Renaissance England's art and majesty
Cory Korkow, Curator of European Paintings and Sculpture, 1500–1800
December 22, 2022
A portrait of Henry VIII

Henry VIII c. 1537. Workshop of Hans Holbein the Younger. Oil on panel; 239 x 134.5 cm. Walker Art Gallery, National Museums Liverpool, Purchased by the Walker Art Gallery in 1945, WAG 1350

England was a thriving home for the arts during the volatile Tudor dynasty. Fueled by political intrigue, inspired by romantic and spiritual fervor, art created for the Tudor court was among the most sophisticated in the world during the period. The Tudors leveraged fine art to legitimize, promote, and maintain their reigns after Henry VII’s precarious seizure of the throne in 1485, which established the Tudor monarchy, through Henry VIII’s six tumultuous marriages and bid for authority over the church and its coffers, during Edward VI’s brief boyhood reign and Mary I’s legacy of sectarian violence, and concluding with the death in 1603 of the self-styled Virgin Queen Elizabeth I, the most powerful woman England had ever known. Three generations of Tudor monarchs navigated religious schisms against a backdrop of constantly shifting political relationships with mainland Europe. France was in turn courted, cajoled, and repelled by England as the Tudors deployed symbol-laden works of art to impress the rival French king and communicate important political messages.  

Tudor monarchs understood the diplomatic and propagandistic value of art and wielded cultural capital on an unprecedented scale. They depended on a web of agents extending far beyond England and even Europe to orchestrate lavish tapestry series, commission portraits that played key roles in marriage negotiations, and import luxury goods. A vast network of celebrated and highly skilled foreign artists, including many religious refugees, were key to enabling the Tudors to compete on an international scale and rival the courts of Europe. Florentine sculptors, German painters, Flemish weavers, and French wood-carvers contributed to a truly cosmopolitan court. At the same time, the Tudors nurtured local talent, and it was during this period that a distinctly English style began to emerge. 
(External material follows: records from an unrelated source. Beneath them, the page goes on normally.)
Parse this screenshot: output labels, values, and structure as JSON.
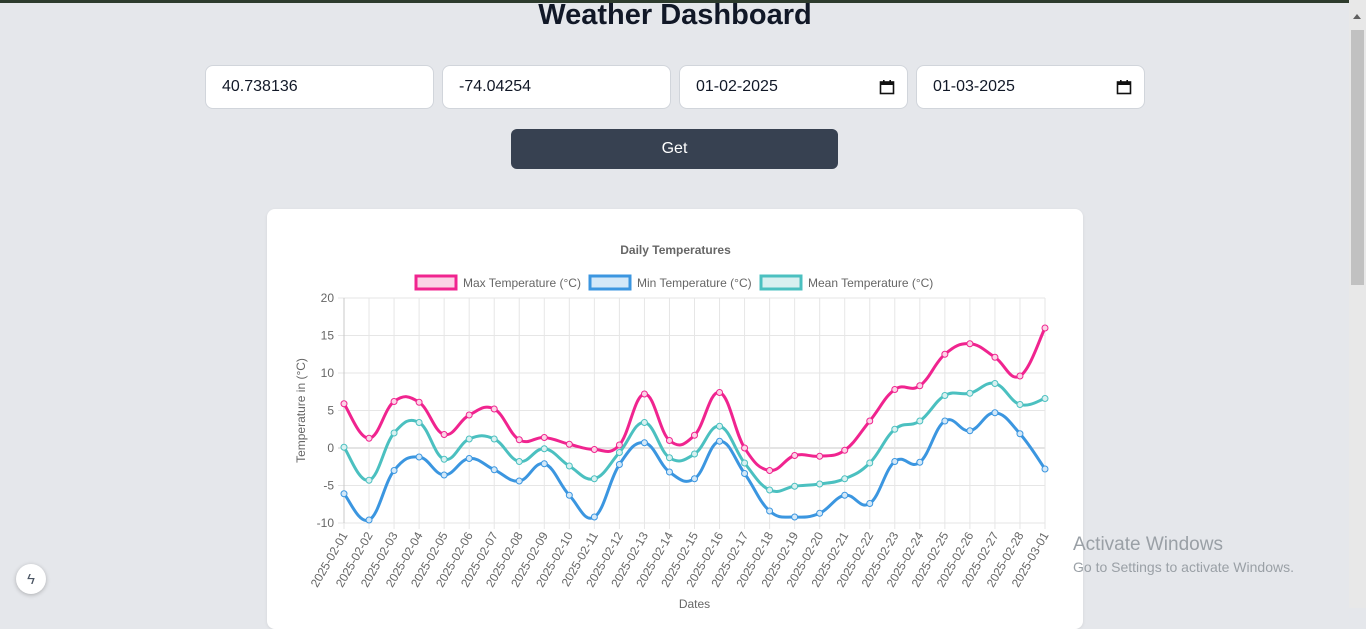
{
  "page": {
    "title": "Weather Dashboard"
  },
  "form": {
    "latitude": "40.738136",
    "longitude": "-74.04254",
    "start_date": "01-02-2025",
    "end_date": "01-03-2025",
    "submit_label": "Get"
  },
  "chart_data": {
    "type": "line",
    "title": "Daily Temperatures",
    "xlabel": "Dates",
    "ylabel": "Temperature in (°C)",
    "ylim": [
      -10,
      20
    ],
    "yticks": [
      20,
      15,
      10,
      5,
      0,
      -5,
      -10
    ],
    "grid": true,
    "legend_position": "top",
    "x": [
      "2025-02-01",
      "2025-02-02",
      "2025-02-03",
      "2025-02-04",
      "2025-02-05",
      "2025-02-06",
      "2025-02-07",
      "2025-02-08",
      "2025-02-09",
      "2025-02-10",
      "2025-02-11",
      "2025-02-12",
      "2025-02-13",
      "2025-02-14",
      "2025-02-15",
      "2025-02-16",
      "2025-02-17",
      "2025-02-18",
      "2025-02-19",
      "2025-02-20",
      "2025-02-21",
      "2025-02-22",
      "2025-02-23",
      "2025-02-24",
      "2025-02-25",
      "2025-02-26",
      "2025-02-27",
      "2025-02-28",
      "2025-03-01"
    ],
    "series": [
      {
        "name": "Max Temperature (°C)",
        "color": "#f0248f",
        "fill": "#fbd3e6",
        "values": [
          5.9,
          1.3,
          6.2,
          6.1,
          1.8,
          4.4,
          5.2,
          1.1,
          1.4,
          0.5,
          -0.2,
          0.4,
          7.2,
          1.0,
          1.7,
          7.4,
          0.0,
          -3.0,
          -1.0,
          -1.1,
          -0.3,
          3.6,
          7.8,
          8.3,
          12.5,
          13.9,
          12.1,
          9.6,
          16.0
        ]
      },
      {
        "name": "Min Temperature (°C)",
        "color": "#3b96e0",
        "fill": "#d3e8f8",
        "values": [
          -6.1,
          -9.6,
          -3.0,
          -1.2,
          -3.6,
          -1.4,
          -2.9,
          -4.4,
          -2.1,
          -6.3,
          -9.2,
          -2.2,
          0.7,
          -3.2,
          -4.1,
          0.9,
          -3.4,
          -8.4,
          -9.2,
          -8.7,
          -6.3,
          -7.4,
          -1.8,
          -1.9,
          3.6,
          2.3,
          4.7,
          1.9,
          -2.8
        ]
      },
      {
        "name": "Mean Temperature (°C)",
        "color": "#4bc0c0",
        "fill": "#d8f0f0",
        "values": [
          0.1,
          -4.3,
          2.0,
          3.4,
          -1.5,
          1.2,
          1.2,
          -1.8,
          -0.1,
          -2.4,
          -4.1,
          -0.6,
          3.4,
          -1.3,
          -0.8,
          2.9,
          -2.0,
          -5.6,
          -5.1,
          -4.8,
          -4.1,
          -2.0,
          2.5,
          3.6,
          7.0,
          7.3,
          8.6,
          5.8,
          6.6
        ]
      }
    ]
  },
  "overlay": {
    "activate_title": "Activate Windows",
    "activate_subtitle": "Go to Settings to activate Windows."
  },
  "icons": {
    "calendar": "calendar-icon",
    "floating": "bolt-icon"
  }
}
The Tudors: Art and Majesty in Renaissance England builds on the rich holdings of the Metropolitan Museum of Art and brings together more than 90 loans from illustrious institutions including the British Royal Collection, Rijksmuseum, Folger Shakespeare Library, Victoria and Albert Museum, National Museum of Denmark, Isabella Stewart Gardner Museum, and Saint Bavo’s Cathedral, Ghent. The exhibition captures the breathtaking scope of the finest artistic production of the age, from intricately wrought armor, rare furnishings, and glittering tapestries woven with gold to portraits of sumptuously attired courtiers and precious illuminated manuscripts. Join us for the first exhibition in the US to trace the transformation of the arts in Tudor England with a provocative selection of objects that bring the drama of the age to life. 

The painting: A Party in the Open Air: Allegory on Conjugal Love
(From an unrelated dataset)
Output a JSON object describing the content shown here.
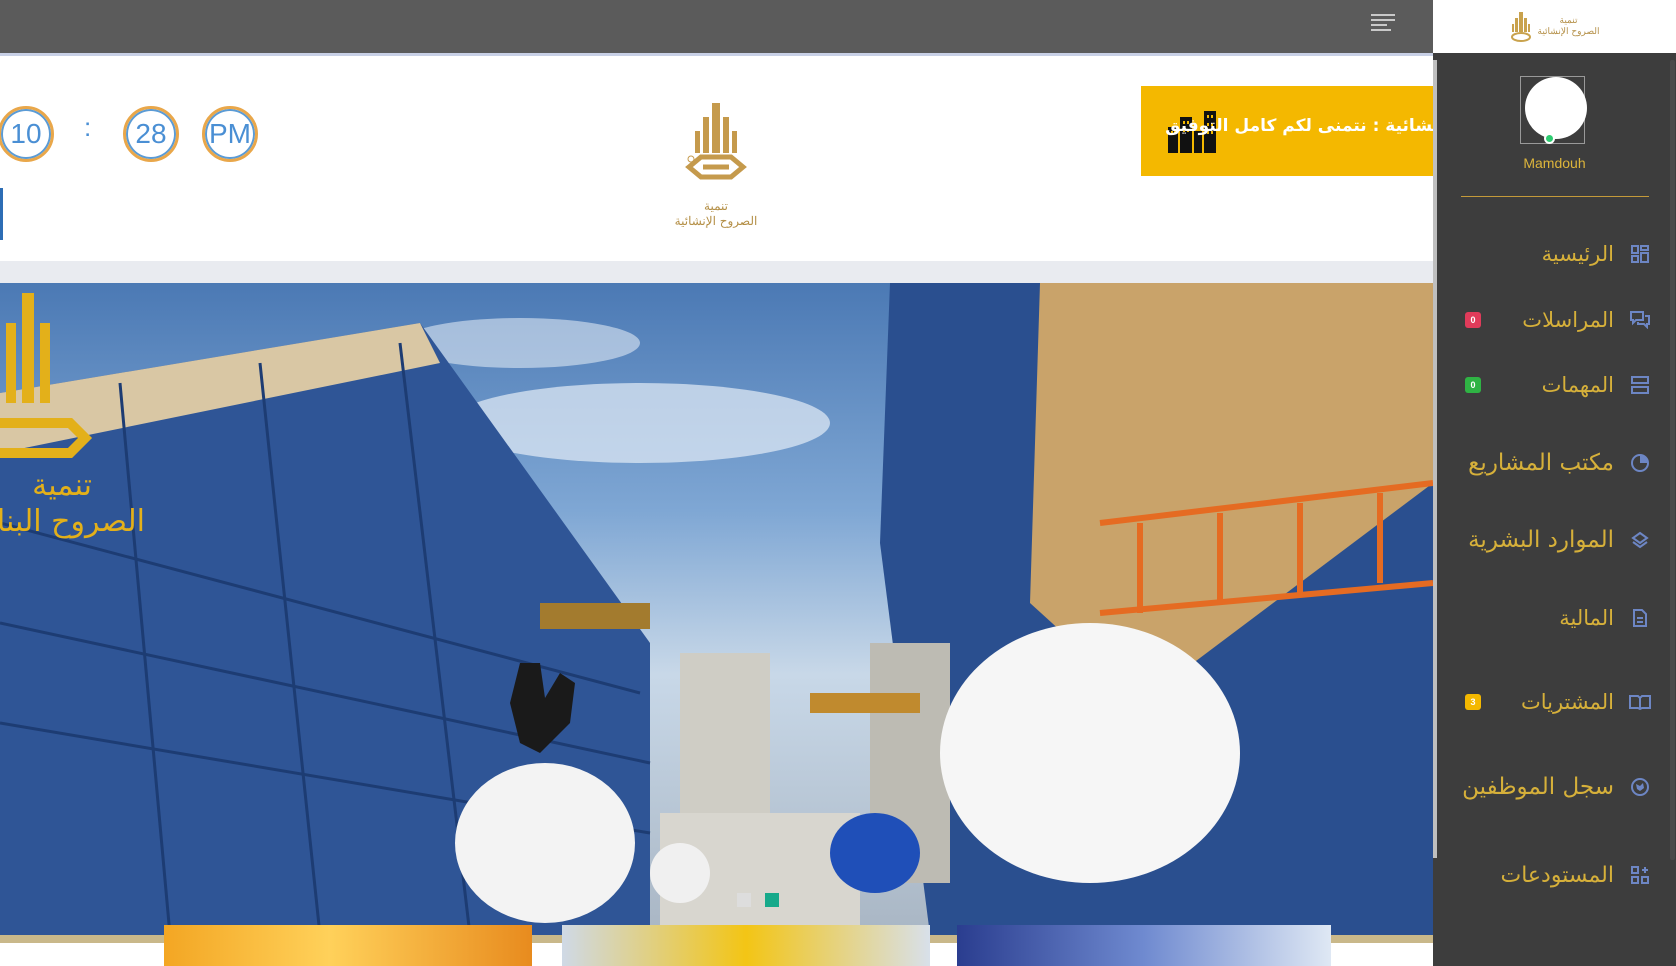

A Party in the Open Air: Allegory on Conjugal Love c. 1590–95. Isaac Oliver (c. 1565–1617). Watercolor and body color with gold and silver on vellum laid on card; 11.3 x 17.4 cm. Statens Museum for Kunst, Copenhagen, (KMS6938)